## WORK REQUIRED:
Report only the number of lines in the following entries where the word "swatch" occurs.

•••

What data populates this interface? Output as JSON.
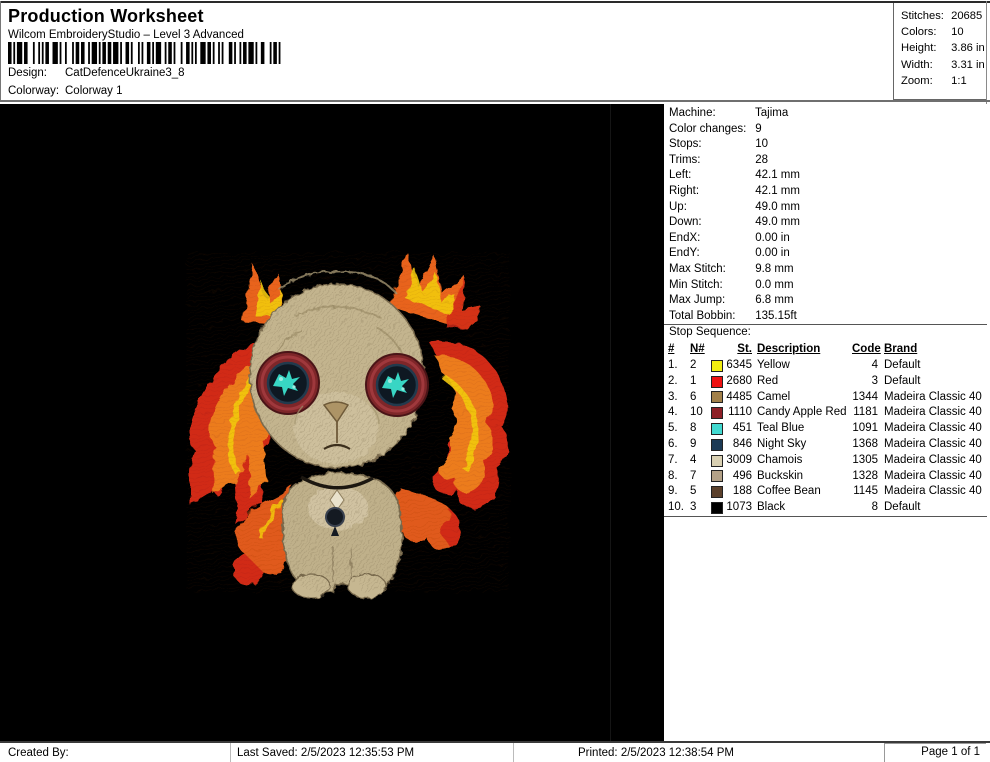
{
  "header": {
    "title": "Production Worksheet",
    "subtitle": "Wilcom EmbroideryStudio – Level 3 Advanced",
    "design_label": "Design:",
    "design_value": "CatDefenceUkraine3_8",
    "colorway_label": "Colorway:",
    "colorway_value": "Colorway 1"
  },
  "summary": {
    "rows": [
      {
        "label": "Stitches:",
        "value": "20685"
      },
      {
        "label": "Colors:",
        "value": "10"
      },
      {
        "label": "Height:",
        "value": "3.86 in"
      },
      {
        "label": "Width:",
        "value": "3.31 in"
      },
      {
        "label": "Zoom:",
        "value": "1:1"
      }
    ]
  },
  "machine_info": {
    "rows": [
      {
        "label": "Machine:",
        "value": "Tajima"
      },
      {
        "label": "Color changes:",
        "value": "9"
      },
      {
        "label": "Stops:",
        "value": "10"
      },
      {
        "label": "Trims:",
        "value": "28"
      },
      {
        "label": "Left:",
        "value": "42.1 mm"
      },
      {
        "label": "Right:",
        "value": "42.1 mm"
      },
      {
        "label": "Up:",
        "value": "49.0 mm"
      },
      {
        "label": "Down:",
        "value": "49.0 mm"
      },
      {
        "label": "EndX:",
        "value": "0.00 in"
      },
      {
        "label": "EndY:",
        "value": "0.00 in"
      },
      {
        "label": "Max Stitch:",
        "value": "9.8 mm"
      },
      {
        "label": "Min Stitch:",
        "value": "0.0 mm"
      },
      {
        "label": "Max Jump:",
        "value": "6.8 mm"
      },
      {
        "label": "Total Bobbin:",
        "value": "135.15ft"
      }
    ]
  },
  "stop_sequence": {
    "section_label": "Stop Sequence:",
    "columns": [
      "#",
      "N#",
      "St.",
      "Description",
      "Code",
      "Brand"
    ],
    "rows": [
      {
        "num": "1.",
        "n": "2",
        "swatch": "#f2ee12",
        "st": "6345",
        "description": "Yellow",
        "code": "4",
        "brand": "Default"
      },
      {
        "num": "2.",
        "n": "1",
        "swatch": "#ee1111",
        "st": "2680",
        "description": "Red",
        "code": "3",
        "brand": "Default"
      },
      {
        "num": "3.",
        "n": "6",
        "swatch": "#a28049",
        "st": "4485",
        "description": "Camel",
        "code": "1344",
        "brand": "Madeira Classic 40"
      },
      {
        "num": "4.",
        "n": "10",
        "swatch": "#8e1f26",
        "st": "1110",
        "description": "Candy Apple Red",
        "code": "1181",
        "brand": "Madeira Classic 40"
      },
      {
        "num": "5.",
        "n": "8",
        "swatch": "#41d9d0",
        "st": "451",
        "description": "Teal Blue",
        "code": "1091",
        "brand": "Madeira Classic 40"
      },
      {
        "num": "6.",
        "n": "9",
        "swatch": "#1c3a55",
        "st": "846",
        "description": "Night Sky",
        "code": "1368",
        "brand": "Madeira Classic 40"
      },
      {
        "num": "7.",
        "n": "4",
        "swatch": "#d9d0b2",
        "st": "3009",
        "description": "Chamois",
        "code": "1305",
        "brand": "Madeira Classic 40"
      },
      {
        "num": "8.",
        "n": "7",
        "swatch": "#b3a187",
        "st": "496",
        "description": "Buckskin",
        "code": "1328",
        "brand": "Madeira Classic 40"
      },
      {
        "num": "9.",
        "n": "5",
        "swatch": "#5b402b",
        "st": "188",
        "description": "Coffee Bean",
        "code": "1145",
        "brand": "Madeira Classic 40"
      },
      {
        "num": "10.",
        "n": "3",
        "swatch": "#000000",
        "st": "1073",
        "description": "Black",
        "code": "8",
        "brand": "Default"
      }
    ]
  },
  "design_preview": {
    "subject": "fluffy-cat-doll-with-button-eyes-and-flames",
    "background": "#000000",
    "palette": [
      "#f2c90f",
      "#ec7c1e",
      "#d12a18",
      "#c3b48e",
      "#8a2b2e",
      "#142030",
      "#38d6c4",
      "#5b402b"
    ]
  },
  "footer": {
    "created_by": "Created By:",
    "last_saved": "Last Saved: 2/5/2023 12:35:53 PM",
    "printed": "Printed: 2/5/2023 12:38:54 PM",
    "page": "Page 1 of 1"
  }
}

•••

## RESPONSE:
10